**Work instructions:** Go through the data below line by line. Give only the number of lines that contain "name".

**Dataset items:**

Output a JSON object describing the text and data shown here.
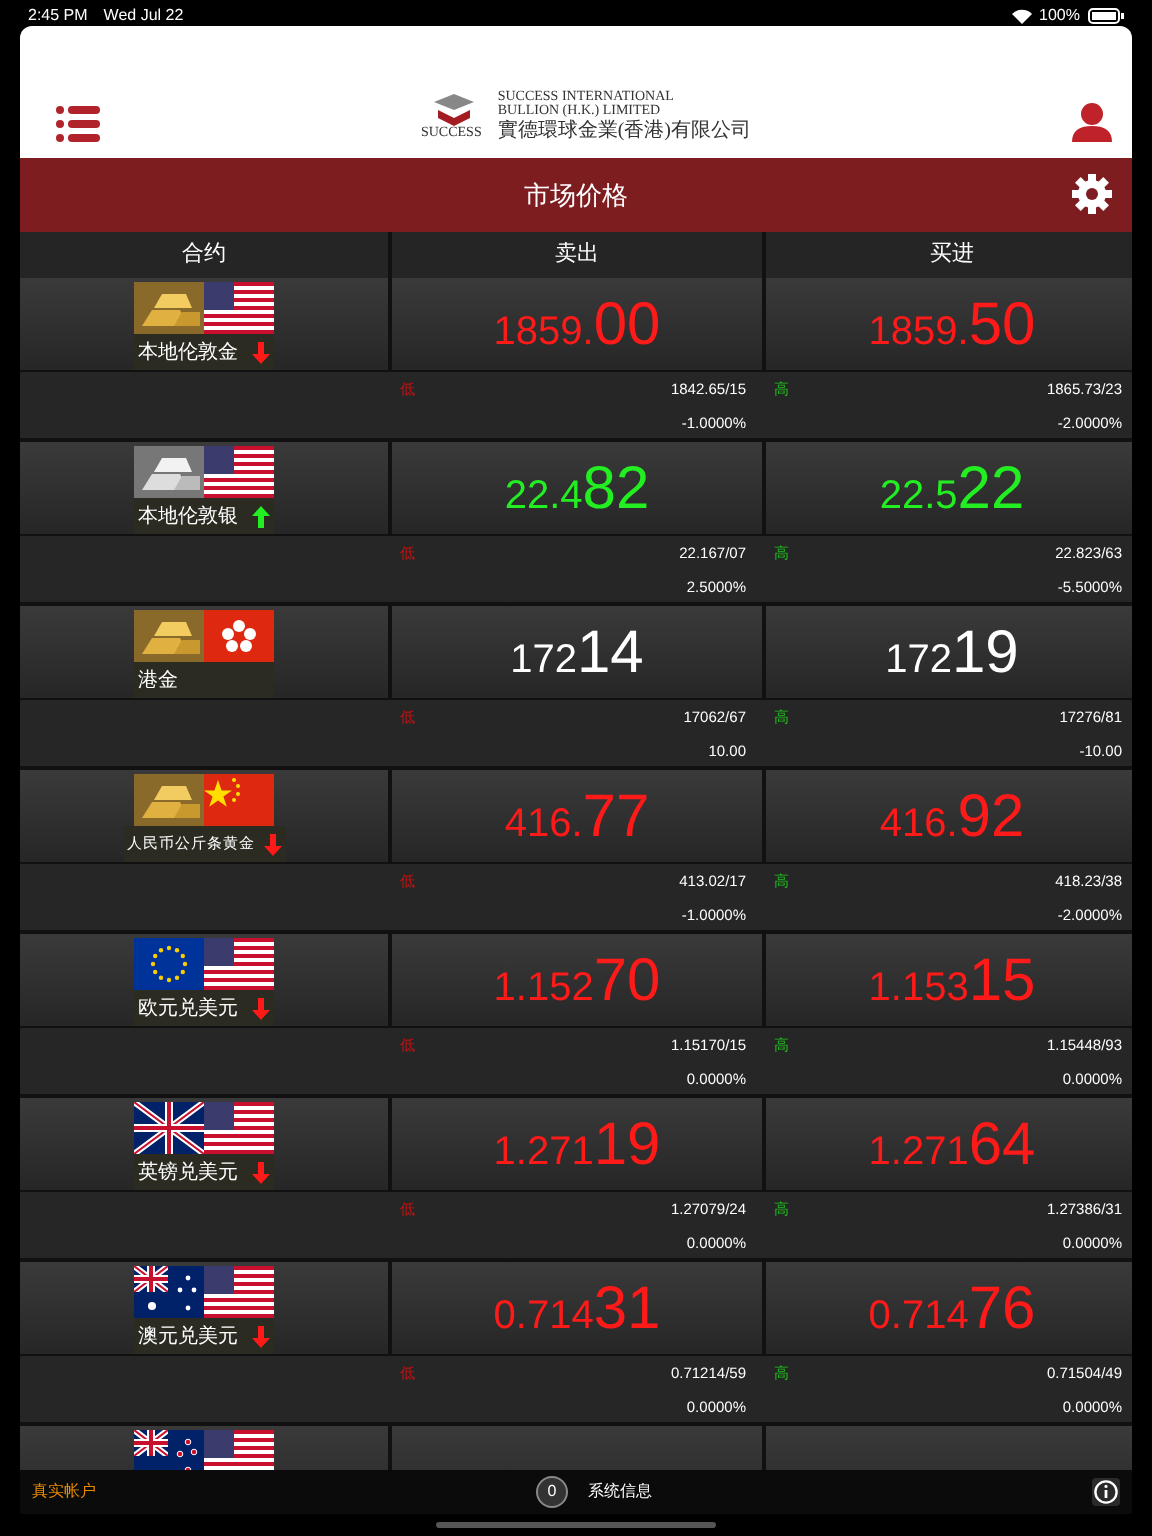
{
  "status_bar": {
    "time": "2:45 PM",
    "date": "Wed Jul 22",
    "battery": "100%"
  },
  "header": {
    "logo_word": "SUCCESS",
    "company_lines": [
      "SUCCESS INTERNATIONAL",
      "BULLION (H.K.) LIMITED",
      "實德環球金業(香港)有限公司"
    ]
  },
  "title": "市场价格",
  "columns": [
    "合约",
    "卖出",
    "买进"
  ],
  "rows": [
    {
      "name": "本地伦敦金",
      "icons": [
        {
          "kind": "gold"
        },
        {
          "kind": "us"
        }
      ],
      "rising": false,
      "falling": true,
      "sell": [
        "1859.",
        "00"
      ],
      "buy": [
        "1859.",
        "50"
      ],
      "low_label": "低",
      "low": "1842.65/15",
      "low_change": "-1.0000%",
      "high_label": "高",
      "high": "1865.73/23",
      "high_change": "-2.0000%"
    },
    {
      "name": "本地伦敦银",
      "icons": [
        {
          "kind": "silver"
        },
        {
          "kind": "us"
        }
      ],
      "rising": true,
      "falling": false,
      "sell": [
        "22.4",
        "82"
      ],
      "buy": [
        "22.5",
        "22"
      ],
      "low_label": "低",
      "low": "22.167/07",
      "low_change": "2.5000%",
      "high_label": "高",
      "high": "22.823/63",
      "high_change": "-5.5000%"
    },
    {
      "name": "港金",
      "icons": [
        {
          "kind": "gold"
        },
        {
          "kind": "hk"
        }
      ],
      "rising": false,
      "falling": false,
      "sell": [
        "172",
        "14"
      ],
      "buy": [
        "172",
        "19"
      ],
      "low_label": "低",
      "low": "17062/67",
      "low_change": "10.00",
      "high_label": "高",
      "high": "17276/81",
      "high_change": "-10.00"
    },
    {
      "name": "人民币公斤条黄金",
      "icons": [
        {
          "kind": "gold"
        },
        {
          "kind": "cn"
        }
      ],
      "rising": false,
      "falling": true,
      "sell": [
        "416.",
        "77"
      ],
      "buy": [
        "416.",
        "92"
      ],
      "low_label": "低",
      "low": "413.02/17",
      "low_change": "-1.0000%",
      "high_label": "高",
      "high": "418.23/38",
      "high_change": "-2.0000%"
    },
    {
      "name": "欧元兑美元",
      "icons": [
        {
          "kind": "eu"
        },
        {
          "kind": "us"
        }
      ],
      "rising": false,
      "falling": true,
      "sell": [
        "1.152",
        "70"
      ],
      "buy": [
        "1.153",
        "15"
      ],
      "low_label": "低",
      "low": "1.15170/15",
      "low_change": "0.0000%",
      "high_label": "高",
      "high": "1.15448/93",
      "high_change": "0.0000%"
    },
    {
      "name": "英镑兑美元",
      "icons": [
        {
          "kind": "gb"
        },
        {
          "kind": "us"
        }
      ],
      "rising": false,
      "falling": true,
      "sell": [
        "1.271",
        "19"
      ],
      "buy": [
        "1.271",
        "64"
      ],
      "low_label": "低",
      "low": "1.27079/24",
      "low_change": "0.0000%",
      "high_label": "高",
      "high": "1.27386/31",
      "high_change": "0.0000%"
    },
    {
      "name": "澳元兑美元",
      "icons": [
        {
          "kind": "au"
        },
        {
          "kind": "us"
        }
      ],
      "rising": false,
      "falling": true,
      "sell": [
        "0.714",
        "31"
      ],
      "buy": [
        "0.714",
        "76"
      ],
      "low_label": "低",
      "low": "0.71214/59",
      "low_change": "0.0000%",
      "high_label": "高",
      "high": "0.71504/49",
      "high_change": "0.0000%"
    },
    {
      "icons": [
        {
          "kind": "nz"
        },
        {
          "kind": "us"
        }
      ]
    }
  ],
  "footer": {
    "account": "真实帐户",
    "count": "0",
    "message": "系统信息"
  }
}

**Solution to this task:** 7